◆ **WHAT YOU ARE ASKED TO DO**:
Would you please repeat the data exactly as given?

◆ **DATA TO EXAMINE**:

=== Begin Enclosure ===

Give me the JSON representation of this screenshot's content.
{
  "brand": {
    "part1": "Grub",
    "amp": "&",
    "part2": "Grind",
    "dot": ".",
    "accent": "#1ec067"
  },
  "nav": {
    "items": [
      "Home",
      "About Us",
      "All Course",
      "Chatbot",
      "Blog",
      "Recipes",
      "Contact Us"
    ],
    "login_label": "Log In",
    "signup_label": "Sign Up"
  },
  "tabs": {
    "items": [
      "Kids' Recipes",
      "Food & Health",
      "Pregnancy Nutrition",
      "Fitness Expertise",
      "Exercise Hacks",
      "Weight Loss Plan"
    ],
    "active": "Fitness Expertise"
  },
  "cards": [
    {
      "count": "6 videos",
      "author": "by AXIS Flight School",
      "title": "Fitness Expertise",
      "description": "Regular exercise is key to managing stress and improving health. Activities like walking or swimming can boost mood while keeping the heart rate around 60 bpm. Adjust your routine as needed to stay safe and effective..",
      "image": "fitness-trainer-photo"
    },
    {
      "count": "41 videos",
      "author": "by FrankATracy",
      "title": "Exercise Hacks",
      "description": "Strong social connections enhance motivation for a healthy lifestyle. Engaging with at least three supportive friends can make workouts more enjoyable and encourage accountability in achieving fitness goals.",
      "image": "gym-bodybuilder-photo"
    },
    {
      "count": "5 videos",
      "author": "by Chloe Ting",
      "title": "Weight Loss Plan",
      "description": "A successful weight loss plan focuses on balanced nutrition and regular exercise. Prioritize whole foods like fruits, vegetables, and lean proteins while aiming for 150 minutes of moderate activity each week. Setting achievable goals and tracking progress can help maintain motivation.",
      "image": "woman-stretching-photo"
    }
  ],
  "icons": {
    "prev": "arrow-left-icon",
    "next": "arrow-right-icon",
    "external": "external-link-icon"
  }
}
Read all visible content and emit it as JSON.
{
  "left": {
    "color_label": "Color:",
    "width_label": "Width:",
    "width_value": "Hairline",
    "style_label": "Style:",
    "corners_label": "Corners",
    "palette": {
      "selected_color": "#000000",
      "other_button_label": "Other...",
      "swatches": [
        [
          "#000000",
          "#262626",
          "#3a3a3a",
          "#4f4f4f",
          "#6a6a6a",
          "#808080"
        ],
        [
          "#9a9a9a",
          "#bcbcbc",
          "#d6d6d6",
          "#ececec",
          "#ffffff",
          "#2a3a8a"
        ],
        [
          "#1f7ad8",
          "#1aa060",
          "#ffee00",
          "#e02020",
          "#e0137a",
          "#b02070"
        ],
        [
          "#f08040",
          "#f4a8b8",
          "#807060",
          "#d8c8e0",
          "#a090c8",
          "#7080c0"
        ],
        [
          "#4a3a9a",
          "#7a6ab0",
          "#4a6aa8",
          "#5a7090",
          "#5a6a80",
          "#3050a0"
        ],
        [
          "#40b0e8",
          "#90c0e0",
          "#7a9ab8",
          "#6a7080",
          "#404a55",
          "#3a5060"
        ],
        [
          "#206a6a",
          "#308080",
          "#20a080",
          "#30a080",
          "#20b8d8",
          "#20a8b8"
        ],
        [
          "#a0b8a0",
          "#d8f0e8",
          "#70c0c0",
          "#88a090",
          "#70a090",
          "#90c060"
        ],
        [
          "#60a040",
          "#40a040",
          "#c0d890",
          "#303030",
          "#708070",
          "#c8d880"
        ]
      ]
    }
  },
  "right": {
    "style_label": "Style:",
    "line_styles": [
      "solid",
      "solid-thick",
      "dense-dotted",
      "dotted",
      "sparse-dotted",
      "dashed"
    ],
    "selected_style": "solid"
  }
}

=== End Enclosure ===

◆ **WRITTEN ANSWER**:
Give me the JSON representation of this screenshot's content.
{
  "brand": {
    "part1": "Grub",
    "amp": "&",
    "part2": "Grind",
    "dot": ".",
    "accent": "#1ec067"
  },
  "nav": {
    "items": [
      "Home",
      "About Us",
      "All Course",
      "Chatbot",
      "Blog",
      "Recipes",
      "Contact Us"
    ],
    "login_label": "Log In",
    "signup_label": "Sign Up"
  },
  "tabs": {
    "items": [
      "Kids' Recipes",
      "Food & Health",
      "Pregnancy Nutrition",
      "Fitness Expertise",
      "Exercise Hacks",
      "Weight Loss Plan"
    ],
    "active": "Fitness Expertise"
  },
  "cards": [
    {
      "count": "6 videos",
      "author": "by AXIS Flight School",
      "title": "Fitness Expertise",
      "description": "Regular exercise is key to managing stress and improving health. Activities like walking or swimming can boost mood while keeping the heart rate around 60 bpm. Adjust your routine as needed to stay safe and effective..",
      "image": "fitness-trainer-photo"
    },
    {
      "count": "41 videos",
      "author": "by FrankATracy",
      "title": "Exercise Hacks",
      "description": "Strong social connections enhance motivation for a healthy lifestyle. Engaging with at least three supportive friends can make workouts more enjoyable and encourage accountability in achieving fitness goals.",
      "image": "gym-bodybuilder-photo"
    },
    {
      "count": "5 videos",
      "author": "by Chloe Ting",
      "title": "Weight Loss Plan",
      "description": "A successful weight loss plan focuses on balanced nutrition and regular exercise. Prioritize whole foods like fruits, vegetables, and lean proteins while aiming for 150 minutes of moderate activity each week. Setting achievable goals and tracking progress can help maintain motivation.",
      "image": "woman-stretching-photo"
    }
  ],
  "icons": {
    "prev": "arrow-left-icon",
    "next": "arrow-right-icon",
    "external": "external-link-icon"
  }
}
Read all visible content and emit it as JSON.
{
  "left": {
    "color_label": "Color:",
    "width_label": "Width:",
    "width_value": "Hairline",
    "style_label": "Style:",
    "corners_label": "Corners",
    "palette": {
      "selected_color": "#000000",
      "other_button_label": "Other...",
      "swatches": [
        [
          "#000000",
          "#262626",
          "#3a3a3a",
          "#4f4f4f",
          "#6a6a6a",
          "#808080"
        ],
        [
          "#9a9a9a",
          "#bcbcbc",
          "#d6d6d6",
          "#ececec",
          "#ffffff",
          "#2a3a8a"
        ],
        [
          "#1f7ad8",
          "#1aa060",
          "#ffee00",
          "#e02020",
          "#e0137a",
          "#b02070"
        ],
        [
          "#f08040",
          "#f4a8b8",
          "#807060",
          "#d8c8e0",
          "#a090c8",
          "#7080c0"
        ],
        [
          "#4a3a9a",
          "#7a6ab0",
          "#4a6aa8",
          "#5a7090",
          "#5a6a80",
          "#3050a0"
        ],
        [
          "#40b0e8",
          "#90c0e0",
          "#7a9ab8",
          "#6a7080",
          "#404a55",
          "#3a5060"
        ],
        [
          "#206a6a",
          "#308080",
          "#20a080",
          "#30a080",
          "#20b8d8",
          "#20a8b8"
        ],
        [
          "#a0b8a0",
          "#d8f0e8",
          "#70c0c0",
          "#88a090",
          "#70a090",
          "#90c060"
        ],
        [
          "#60a040",
          "#40a040",
          "#c0d890",
          "#303030",
          "#708070",
          "#c8d880"
        ]
      ]
    }
  },
  "right": {
    "style_label": "Style:",
    "line_styles": [
      "solid",
      "solid-thick",
      "dense-dotted",
      "dotted",
      "sparse-dotted",
      "dashed"
    ],
    "selected_style": "solid"
  }
}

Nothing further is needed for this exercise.